The Elements of Cadence duology by Rebecca Ross, consisting of A River Enchanted and A Fire Endless, is an adult fantasy series following Jack Tamerlaine, an outcast bard, as he reluctantly returns home to the isle of Cadence, an island literally divided in half by the blood feud between the Tamerlaine and Breccan clans, and where magic is still possible in the gifts of certain humans, as well as “the folk” (elemental spirits or fairies), unseen but constantly felt among the people. After young girls begin disappearing on the Tamerlaine side of the island, Jack is summoned home by his laird (clan leader) to use his gift as a bard to summon the spirits and investigate.
I enjoyed the fantasy elements—the way the spirits & humans are separate but still interconnected, the rules that seem to dictate a state of balance on the island, and that music is considered such a powerful gift. I assume it is inspired or influenced by Scottish folklore based on the incorporation of things like enchanted plaids and terms like “laird”, but it feels very much like it’s own thing, unique but not unfamiliar.
As for being an “adult” fantasy versus a “young adult” fantasy, I think this duology really straddles the line between the two, which is both good and bad. It’s good in the sense that more readers will find something to enjoy or relate to regardless of their age; it’s bad in the sense that the YA elements felt so familiar that they could not be as compelling next to the less often explored adult themes (at least to me, but maybe that’s just because I’ve read a lot of YA in my time). Jack is a likable enough character, and I appreciated the change-up of his being a hero who wasn’t much for fighting (his gift is music, he has to protect his hands), but his story, and his relationship with Adaira, while not immature, are reminiscent of many YA plots, while the subplot of Torin, the Tamerlaine captain of the guard, and his second wife, Sidra, was what I really found myself investing in most. The growth of their marriage as they struggle together and learn to open up to and understand one another was something I haven’t seen much of in fantasy novels, and it was well-developed, believable, and had me rooting for them and wanting to read more about them.
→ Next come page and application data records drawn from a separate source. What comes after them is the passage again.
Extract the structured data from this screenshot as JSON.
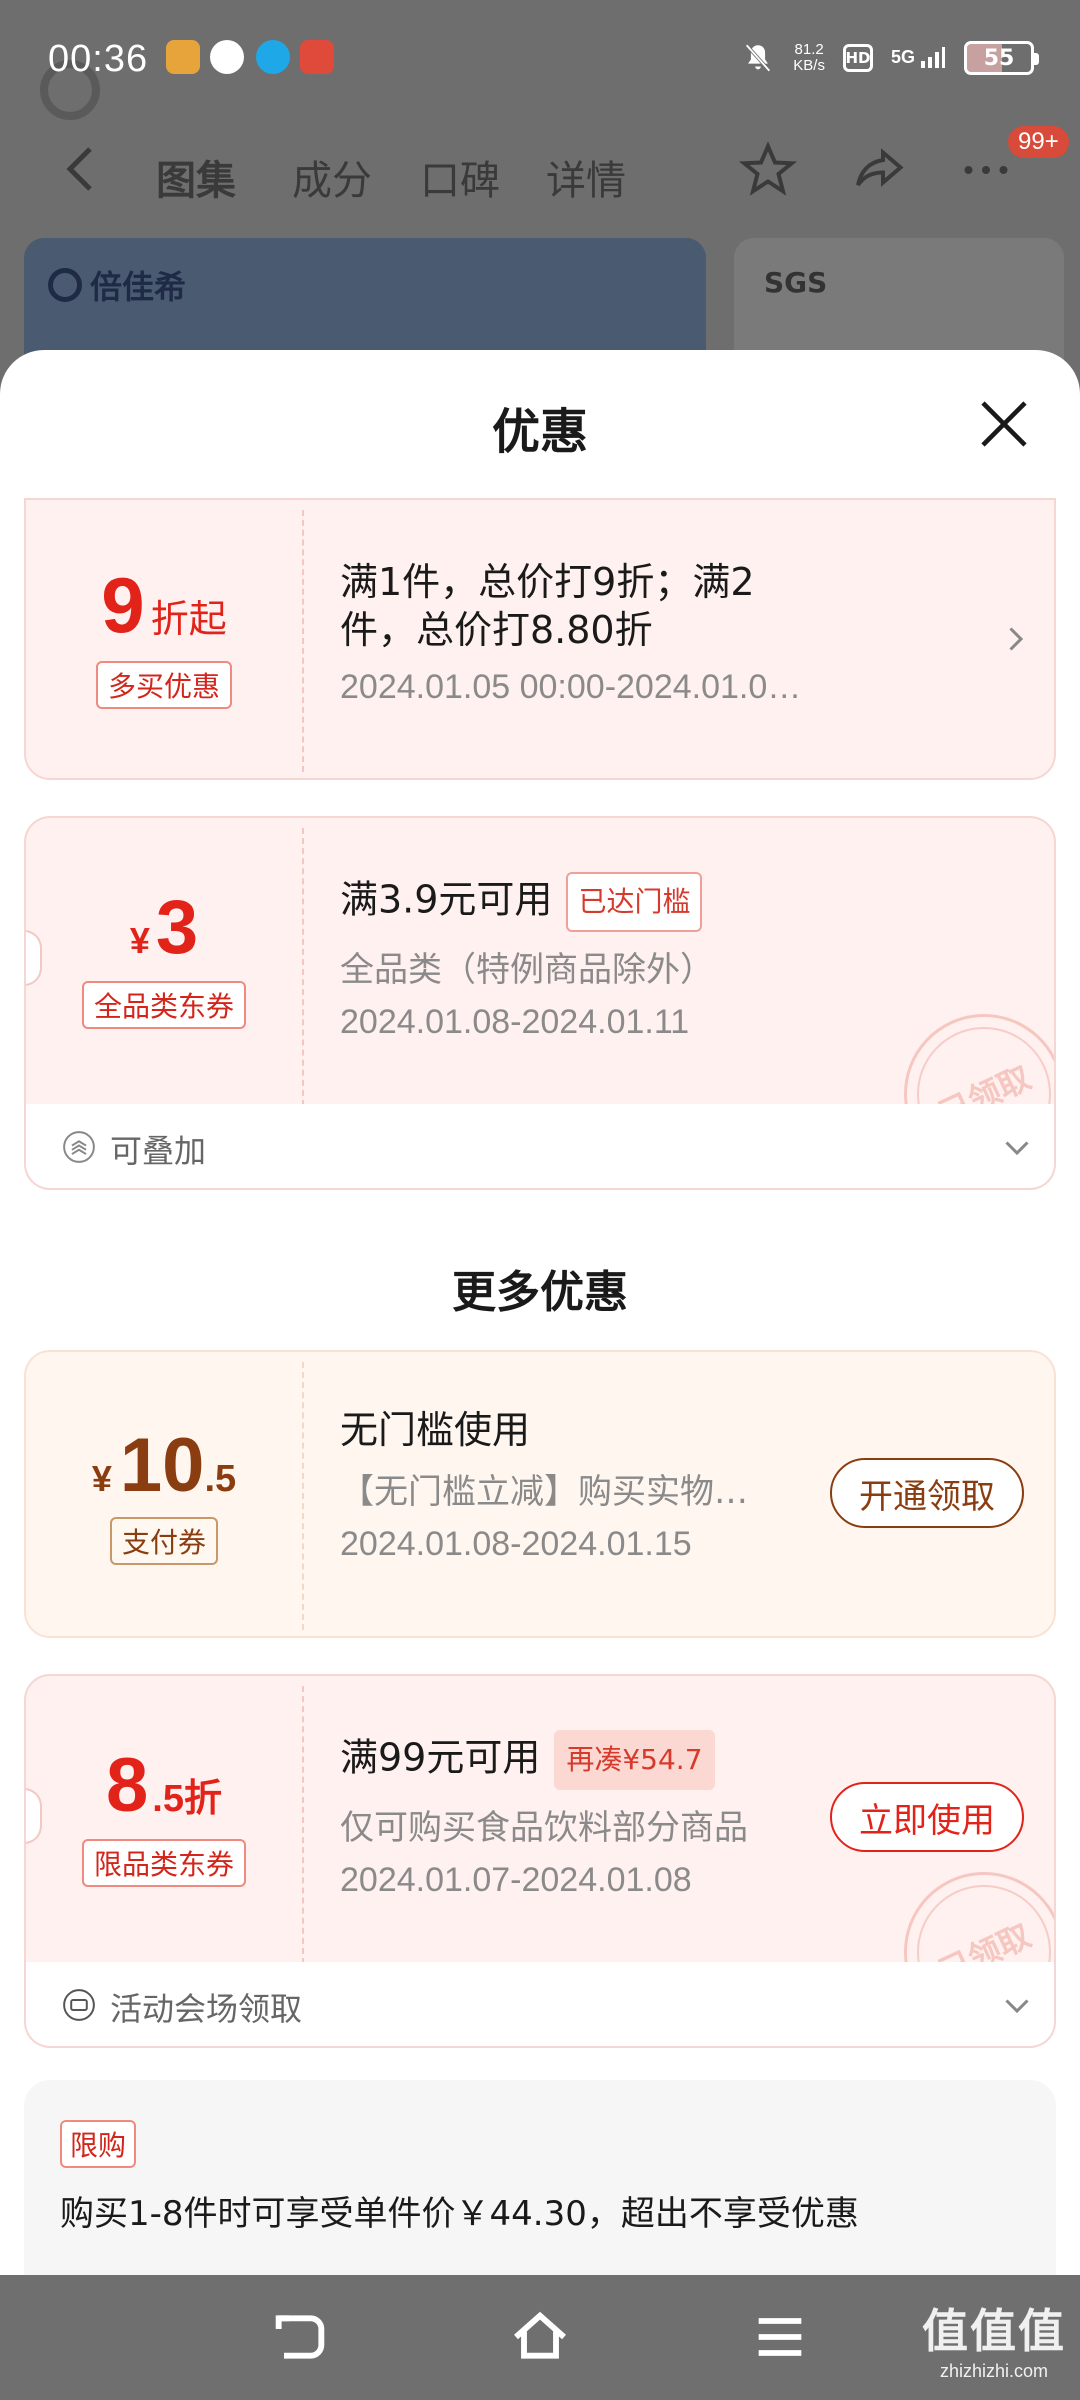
{
  "status_bar": {
    "time": "00:36",
    "net_speed_value": "81.2",
    "net_speed_unit": "KB/s",
    "hd": "HD",
    "network": "5G",
    "battery": "55"
  },
  "background_page": {
    "tabs": [
      "图集",
      "成分",
      "口碑",
      "详情"
    ],
    "badge": "99+",
    "brand": "倍佳希",
    "card_right_text": "SGS"
  },
  "sheet": {
    "title": "优惠",
    "more_title": "更多优惠"
  },
  "coupons": [
    {
      "amount_main": "9",
      "amount_suffix": "折起",
      "tag": "多买优惠",
      "line1": "满1件，总价打9折；满2",
      "line1b": "件，总价打8.80折",
      "line3": "2024.01.05 00:00-2024.01.0…"
    },
    {
      "currency": "¥",
      "amount_main": "3",
      "tag": "全品类东券",
      "line1": "满3.9元可用",
      "badge": "已达门槛",
      "line2": "全品类（特例商品除外）",
      "line3": "2024.01.08-2024.01.11",
      "stamp": "已领取",
      "footer": "可叠加"
    },
    {
      "currency": "¥",
      "amount_main": "10",
      "amount_suffix": ".5",
      "tag": "支付券",
      "line1": "无门槛使用",
      "line2": "【无门槛立减】购买实物…",
      "line3": "2024.01.08-2024.01.15",
      "button": "开通领取"
    },
    {
      "amount_main": "8",
      "amount_suffix": ".5折",
      "tag": "限品类东券",
      "line1": "满99元可用",
      "badge": "再凑¥54.7",
      "line2": "仅可购买食品饮料部分商品",
      "line3": "2024.01.07-2024.01.08",
      "button": "立即使用",
      "stamp": "已领取",
      "footer": "活动会场领取"
    }
  ],
  "limit": {
    "tag": "限购",
    "text": "购买1-8件时可享受单件价￥44.30，超出不享受优惠"
  },
  "watermark": {
    "big": "值值值",
    "small": "zhizhizhi.com"
  }
}
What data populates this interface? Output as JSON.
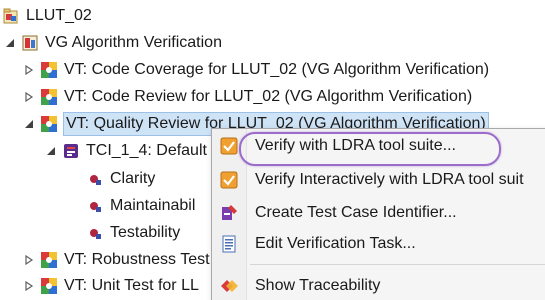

Speaking of Torin and Sidra, I kind of want to be Sidra when I grow up. She’s obviously still figuring things out over the course of the story, but she has a maturity and self-awareness that makes her seem farther ahead than the other characters, and watching her develop into a leader based on her quiet strength of character rather than strength of force was really cool and refreshing. And Torin’s character arc is a fantastic transformation–he grows so much, but the way he struggles to understand it makes it so believable and realistic. I love the way Ross is able to depict his growing humility and show by the end how he is truly transformed and freed by it, in a way, from who he is at the beginning of the duology. The only way I can describe it as an almost biblical kind of transformation.
The second book, A Fire Endless, probably reads a little faster than the first, if only because it can focus on plot more singularly since the first book does the heavy-lifting when it comes to the world-building. Neither book is slow, though, both keeping the action moving forward at a pretty steady pace.
Altogether, I give The Elements of Cadence duology 3.5 stars out of five.